Here’s another inspiring visual session conceived by the master of fantasy – or the mad scientist of cinema, however you like to call Terry Gilliam. Update: Iulia’s review was picked up by the official support site of the movie. Thanks guys!



No matter how giddy, his films are thrilling because he doesn’t look at his creations with the superior glance of an author, but with a deep respect and, most of all, liberated by the rational logic chains. For him creation equals madness – not in the pathological but in the cultural sense – his overturned order is sublime.

Each of his films are like a trip behind a painting and with “The Imaginarium of Doctor Parnassus” he enriches his gallery with an extravagant exhibit – a little bit malefic, a little bit chaotic, but overwhelmingly human. He melts here the visual style of the early Monty Python animations, or The Adventures of Baron Muchausen, adds a little of his obsession with Ernst and Magritte, the touch of carnival atmosphere we can find in commedia dell’arte, and his fascinating passion for mechanisms. Although you can have the feeling that this films lacks a plot, never mind – this celebration of the fantasy is very enjoyable! Gilliam himself seemed to act with the enthusiasm of a kid (a mad one, for sure:) when playing with this devilish toy and you just don’t realize when you make the deal with it – just like Parnassus (Christopher Plummer) made the deal with the devilish Tom Waits.

The director, who is also a co-writer, seems to produce a reflexive work which sums up a lot of questions about the nature of the creators: are they dual beings, humble human beings who tend to immortality through their gift to tell stories? Are they sinners who can hurt the loved ones because of their expanded ego? Are they manipulators who tend to multiply our souls through their fiction or the mirror which shows the truth within ourselves? The multiplication of Heath Ledger’s character with performances from Johnny Depp, Colin Farrell and Jude Law becomes thus an advantage and a very beautiful metaphor of this immersion into the land of imagination.

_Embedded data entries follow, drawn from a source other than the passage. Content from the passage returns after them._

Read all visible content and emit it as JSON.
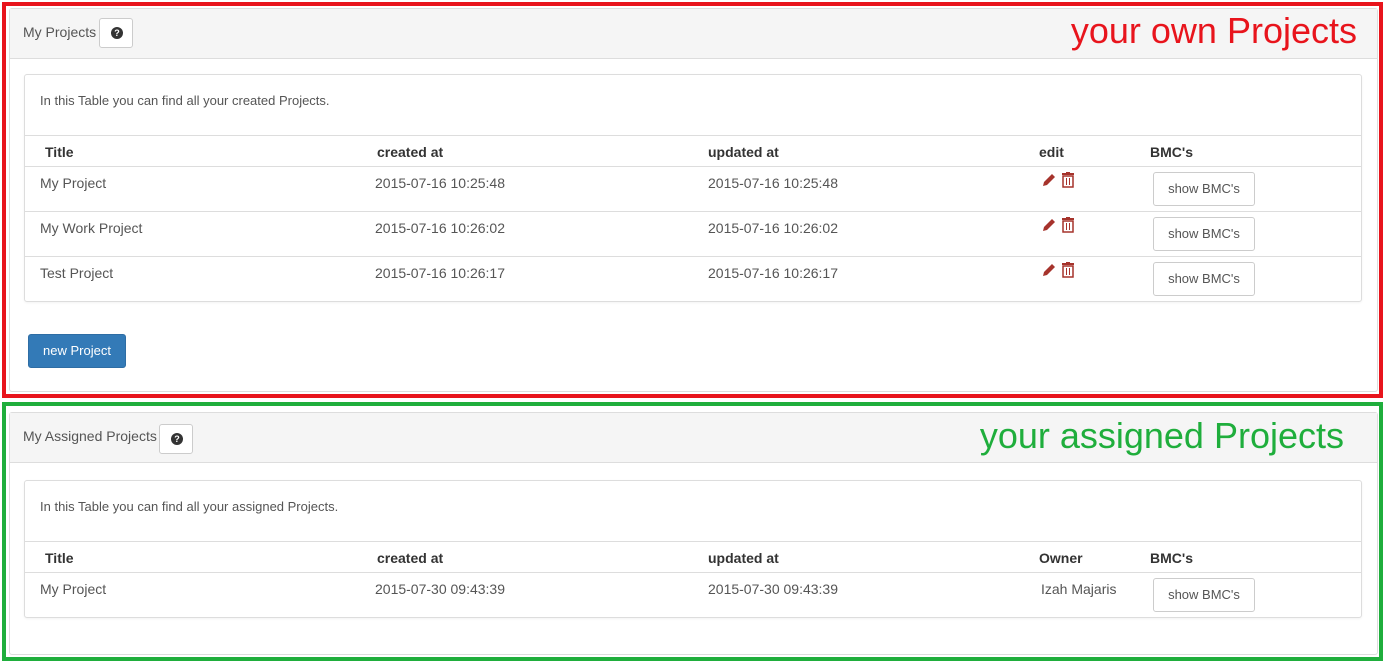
{
  "own": {
    "title": "My Projects",
    "help_icon": "question-circle-icon",
    "annotation": "your own Projects",
    "annotation_color": "#e8141c",
    "intro": "In this Table you can find all your created Projects.",
    "columns": [
      "Title",
      "created at",
      "updated at",
      "edit",
      "BMC's"
    ],
    "rows": [
      {
        "title": "My Project",
        "created": "2015-07-16 10:25:48",
        "updated": "2015-07-16 10:25:48",
        "bmc": "show BMC's"
      },
      {
        "title": "My Work Project",
        "created": "2015-07-16 10:26:02",
        "updated": "2015-07-16 10:26:02",
        "bmc": "show BMC's"
      },
      {
        "title": "Test Project",
        "created": "2015-07-16 10:26:17",
        "updated": "2015-07-16 10:26:17",
        "bmc": "show BMC's"
      }
    ],
    "edit_icons": [
      "pencil-icon",
      "trash-icon"
    ],
    "new_button": "new Project",
    "accent": "#337ab7"
  },
  "assigned": {
    "title": "My Assigned Projects",
    "help_icon": "question-circle-icon",
    "annotation": "your assigned Projects",
    "annotation_color": "#1fae3c",
    "intro": "In this Table you can find all your assigned Projects.",
    "columns": [
      "Title",
      "created at",
      "updated at",
      "Owner",
      "BMC's"
    ],
    "rows": [
      {
        "title": "My Project",
        "created": "2015-07-30 09:43:39",
        "updated": "2015-07-30 09:43:39",
        "owner": "Izah Majaris",
        "bmc": "show BMC's"
      }
    ]
  }
}
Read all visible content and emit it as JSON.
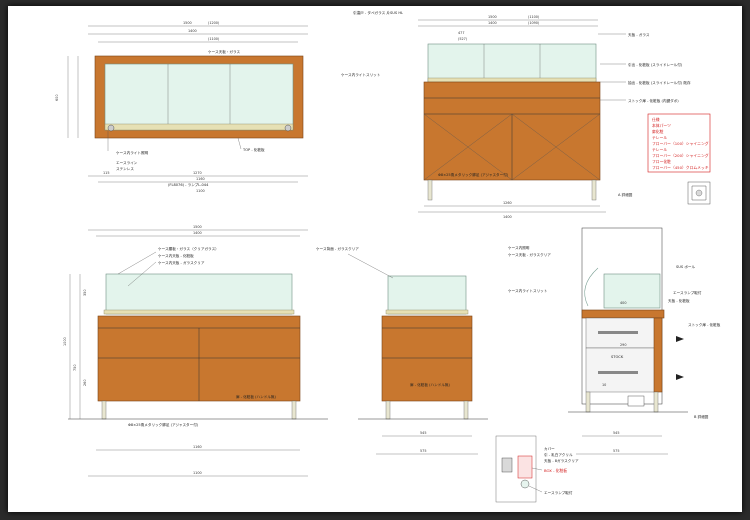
{
  "sheet": {
    "views": [
      {
        "id": "top-left",
        "widths": [
          "1500",
          "(1200)",
          "1400",
          "(1100)"
        ],
        "labels": [
          "ケース天板・ガラス",
          "ケース内ライト照明",
          "エースライン",
          "ステンレス",
          "TOP - 化粧板",
          "(FL8076) - ランプL-044"
        ],
        "sub_dims": [
          "115",
          "1270",
          "1160",
          "1100"
        ]
      },
      {
        "id": "top-right",
        "widths": [
          "1500",
          "(1100)",
          "1400",
          "(1090)"
        ],
        "labels": [
          "引違戸 - タペガラス 片SUS HL",
          "ケース内ライトスリット",
          "天板 - ガラス",
          "引出 - 化粧板 (スライドレール付)",
          "抽出 - 化粧板 (スライドレール付) 既存",
          "ストック扉 - 化粧板 (内鍵ダボ)",
          "Φ8×25角メタリック脚足 (アジャスター付)"
        ],
        "sub_dims": [
          "477",
          "(527)",
          "1260",
          "1400"
        ]
      }
    ],
    "legend_title": "仕様",
    "legend_items": [
      "本体パーツ",
      "扉化粧",
      "テレール",
      "フローバー（100）シャイニング",
      "テレール",
      "フローバー（200）シャイニング",
      "フロー化粧",
      "フローバー（450）クロムメッキ"
    ],
    "section_labels": [
      "A 詳細図",
      "B 詳細図"
    ],
    "front_view": {
      "widths": [
        "1500",
        "1400",
        "1160",
        "1100"
      ],
      "heights": [
        "1000",
        "750",
        "350",
        "260"
      ],
      "labels": [
        "ケース腰板・ガラス（クリアガラス）",
        "ケース内天板 - 化粧板",
        "ケース内天板 - ガラスクリア",
        "扉 - 化粧板 (ハンドル無)",
        "Φ8×25角メタリック脚足 (アジャスター付)"
      ]
    },
    "side_view": {
      "widths": [
        "545",
        "575"
      ],
      "labels": [
        "ケース背面 - ガラスクリア",
        "扉 - 化粧板 (ハンドル無)"
      ]
    },
    "section_view": {
      "widths": [
        "545",
        "575",
        "400",
        "290",
        "10"
      ],
      "labels": [
        "ケース内照明",
        "ケース内ライトスリット",
        "SUS ポール",
        "ストック扉 - 化粧板",
        "エースランプ取付",
        "ケース天板 - ガラスクリア",
        "天板 - 化粧板",
        "STOCK"
      ]
    },
    "detail_view": {
      "labels": [
        "カバー",
        "引 - 乳白アクリル",
        "天板 - 8ガラスクリア",
        "エースランプ取付",
        "BOX - 化粧板"
      ]
    }
  }
}
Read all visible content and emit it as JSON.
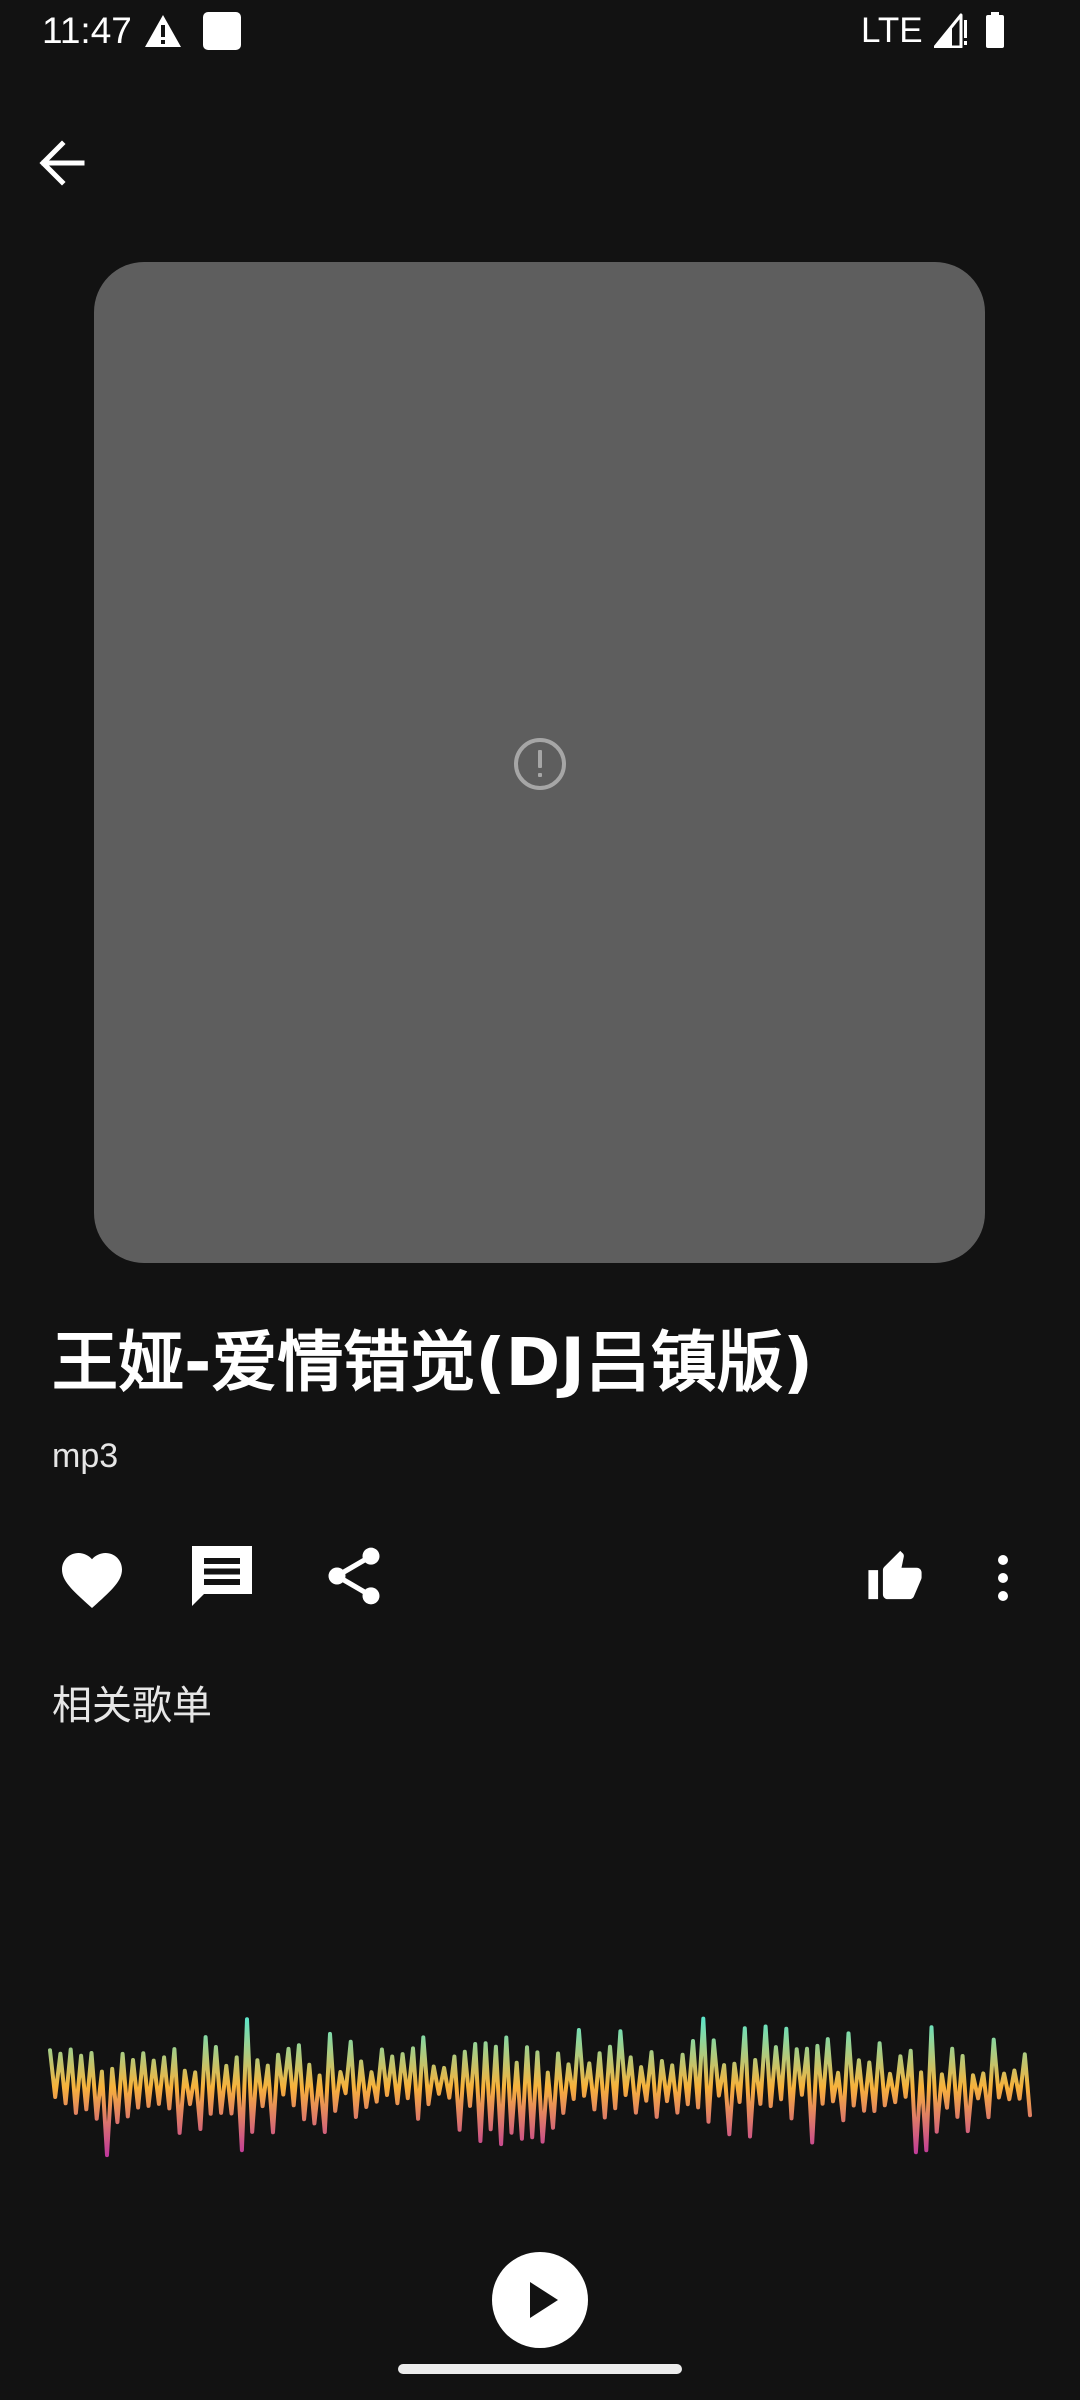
{
  "status_bar": {
    "time": "11:47",
    "network": "LTE",
    "icons": [
      "warning-icon",
      "notification-square-icon",
      "signal-icon",
      "battery-icon"
    ]
  },
  "navigation": {
    "back_icon": "arrow-left-icon"
  },
  "artwork": {
    "state_icon": "error-circle-icon",
    "placeholder_color": "#5e5e5e"
  },
  "song": {
    "title": "王娅-爱情错觉(DJ吕镇版)",
    "format": "mp3"
  },
  "actions": {
    "left": [
      "heart-icon",
      "comment-icon",
      "share-icon"
    ],
    "right": [
      "thumb-up-icon",
      "more-vertical-icon"
    ]
  },
  "related": {
    "heading": "相关歌单"
  },
  "player": {
    "play_icon": "play-icon",
    "waveform_colors": [
      "#5ee5c8",
      "#f7b23b",
      "#c0399b"
    ]
  }
}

It’s just pure pleasure!

Short Movies

Storytime (1964)

Dancing Teeth